» **About this exercise**:
In the records below, find each line that holds "rest" and return it.

» **Stored items from a collection**:

════

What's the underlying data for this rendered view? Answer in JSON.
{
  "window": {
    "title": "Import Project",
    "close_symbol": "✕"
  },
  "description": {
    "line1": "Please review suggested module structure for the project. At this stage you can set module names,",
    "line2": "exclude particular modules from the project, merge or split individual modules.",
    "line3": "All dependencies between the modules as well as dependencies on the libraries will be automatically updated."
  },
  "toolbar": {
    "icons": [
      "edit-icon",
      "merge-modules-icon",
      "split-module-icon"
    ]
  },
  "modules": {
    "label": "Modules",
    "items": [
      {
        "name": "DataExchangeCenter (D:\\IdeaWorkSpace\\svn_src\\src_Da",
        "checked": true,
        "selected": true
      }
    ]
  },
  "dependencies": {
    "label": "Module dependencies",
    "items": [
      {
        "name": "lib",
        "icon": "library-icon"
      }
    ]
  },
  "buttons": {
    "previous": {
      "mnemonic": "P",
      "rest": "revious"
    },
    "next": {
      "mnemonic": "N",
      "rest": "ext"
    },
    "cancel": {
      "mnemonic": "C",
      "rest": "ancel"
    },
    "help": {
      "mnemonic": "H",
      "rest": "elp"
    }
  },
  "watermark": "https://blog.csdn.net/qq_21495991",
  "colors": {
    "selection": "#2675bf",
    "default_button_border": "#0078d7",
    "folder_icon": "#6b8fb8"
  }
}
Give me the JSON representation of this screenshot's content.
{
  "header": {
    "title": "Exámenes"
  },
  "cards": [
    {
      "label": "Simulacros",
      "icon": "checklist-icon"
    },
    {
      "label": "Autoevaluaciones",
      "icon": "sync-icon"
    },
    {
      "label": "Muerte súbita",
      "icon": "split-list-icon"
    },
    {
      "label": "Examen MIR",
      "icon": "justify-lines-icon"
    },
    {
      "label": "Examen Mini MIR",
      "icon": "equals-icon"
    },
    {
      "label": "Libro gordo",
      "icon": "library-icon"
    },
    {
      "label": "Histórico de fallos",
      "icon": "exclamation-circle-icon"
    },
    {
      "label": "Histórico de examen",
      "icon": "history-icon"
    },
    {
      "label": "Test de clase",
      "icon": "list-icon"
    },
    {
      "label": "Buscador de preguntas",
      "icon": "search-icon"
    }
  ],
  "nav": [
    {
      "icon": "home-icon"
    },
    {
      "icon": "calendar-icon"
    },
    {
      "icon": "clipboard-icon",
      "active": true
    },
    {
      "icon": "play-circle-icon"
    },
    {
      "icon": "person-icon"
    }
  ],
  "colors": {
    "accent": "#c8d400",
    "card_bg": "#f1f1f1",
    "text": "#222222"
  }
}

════

» **Exercise output**:
      "rest": "revious"
      "rest": "ext"
      "rest": "ancel"
      "rest": "elp"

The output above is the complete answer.